Select every line below containing the word "Bogen".

• Excerpts from an interface dataset
####################
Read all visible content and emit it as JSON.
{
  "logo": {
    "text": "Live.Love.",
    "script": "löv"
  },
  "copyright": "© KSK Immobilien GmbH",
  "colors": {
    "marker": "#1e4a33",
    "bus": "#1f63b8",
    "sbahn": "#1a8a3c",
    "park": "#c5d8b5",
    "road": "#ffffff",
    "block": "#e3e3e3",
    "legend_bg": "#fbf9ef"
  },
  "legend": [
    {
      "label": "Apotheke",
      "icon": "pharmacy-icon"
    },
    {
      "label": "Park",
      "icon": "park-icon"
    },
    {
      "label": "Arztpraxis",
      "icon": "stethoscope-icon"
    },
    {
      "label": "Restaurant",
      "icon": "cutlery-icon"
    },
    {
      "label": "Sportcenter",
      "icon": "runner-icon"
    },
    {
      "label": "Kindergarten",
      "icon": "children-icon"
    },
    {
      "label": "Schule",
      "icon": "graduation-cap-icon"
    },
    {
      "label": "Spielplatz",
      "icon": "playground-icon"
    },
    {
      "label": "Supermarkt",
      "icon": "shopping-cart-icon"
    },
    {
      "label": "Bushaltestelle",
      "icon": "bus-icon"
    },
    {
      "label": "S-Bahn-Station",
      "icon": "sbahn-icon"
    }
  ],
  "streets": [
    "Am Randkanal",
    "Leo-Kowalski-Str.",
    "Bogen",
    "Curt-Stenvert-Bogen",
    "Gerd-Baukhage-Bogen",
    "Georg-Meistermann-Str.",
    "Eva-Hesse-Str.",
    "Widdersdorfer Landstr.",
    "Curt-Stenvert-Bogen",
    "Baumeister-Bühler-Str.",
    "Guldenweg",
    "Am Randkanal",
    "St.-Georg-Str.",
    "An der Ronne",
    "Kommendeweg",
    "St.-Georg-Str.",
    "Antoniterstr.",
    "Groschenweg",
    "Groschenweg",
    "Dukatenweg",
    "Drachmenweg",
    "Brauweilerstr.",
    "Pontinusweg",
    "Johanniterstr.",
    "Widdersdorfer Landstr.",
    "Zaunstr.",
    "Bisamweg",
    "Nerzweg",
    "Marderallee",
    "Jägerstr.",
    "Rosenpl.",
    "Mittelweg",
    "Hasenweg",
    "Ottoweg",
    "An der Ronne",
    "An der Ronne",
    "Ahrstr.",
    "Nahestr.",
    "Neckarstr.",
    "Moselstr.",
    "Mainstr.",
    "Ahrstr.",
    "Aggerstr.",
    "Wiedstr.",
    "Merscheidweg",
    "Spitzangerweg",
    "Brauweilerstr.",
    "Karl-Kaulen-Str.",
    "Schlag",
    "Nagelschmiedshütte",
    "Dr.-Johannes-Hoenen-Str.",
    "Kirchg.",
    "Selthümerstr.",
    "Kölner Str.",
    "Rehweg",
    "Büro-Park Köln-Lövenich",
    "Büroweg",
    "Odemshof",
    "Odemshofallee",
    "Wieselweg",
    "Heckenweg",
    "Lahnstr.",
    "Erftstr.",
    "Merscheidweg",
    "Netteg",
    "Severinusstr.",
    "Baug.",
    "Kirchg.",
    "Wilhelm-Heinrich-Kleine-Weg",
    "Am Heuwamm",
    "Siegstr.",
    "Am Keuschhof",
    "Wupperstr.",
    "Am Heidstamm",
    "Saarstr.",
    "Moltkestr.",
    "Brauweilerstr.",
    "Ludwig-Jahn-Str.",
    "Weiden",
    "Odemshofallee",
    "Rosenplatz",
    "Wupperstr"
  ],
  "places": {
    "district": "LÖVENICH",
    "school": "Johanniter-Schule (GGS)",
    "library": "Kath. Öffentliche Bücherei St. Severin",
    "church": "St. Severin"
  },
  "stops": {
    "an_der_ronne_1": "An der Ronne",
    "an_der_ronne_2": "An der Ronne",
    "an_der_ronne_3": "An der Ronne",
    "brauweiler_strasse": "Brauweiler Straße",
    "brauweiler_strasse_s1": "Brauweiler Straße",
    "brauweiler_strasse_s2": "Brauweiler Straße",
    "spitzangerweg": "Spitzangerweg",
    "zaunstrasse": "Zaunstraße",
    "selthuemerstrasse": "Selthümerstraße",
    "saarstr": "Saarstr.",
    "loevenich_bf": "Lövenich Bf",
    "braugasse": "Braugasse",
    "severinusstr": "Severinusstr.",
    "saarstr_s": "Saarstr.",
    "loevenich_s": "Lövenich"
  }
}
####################
• Task response
    "Bogen",
    "Curt-Stenvert-Bogen",
    "Gerd-Baukhage-Bogen",
    "Curt-Stenvert-Bogen",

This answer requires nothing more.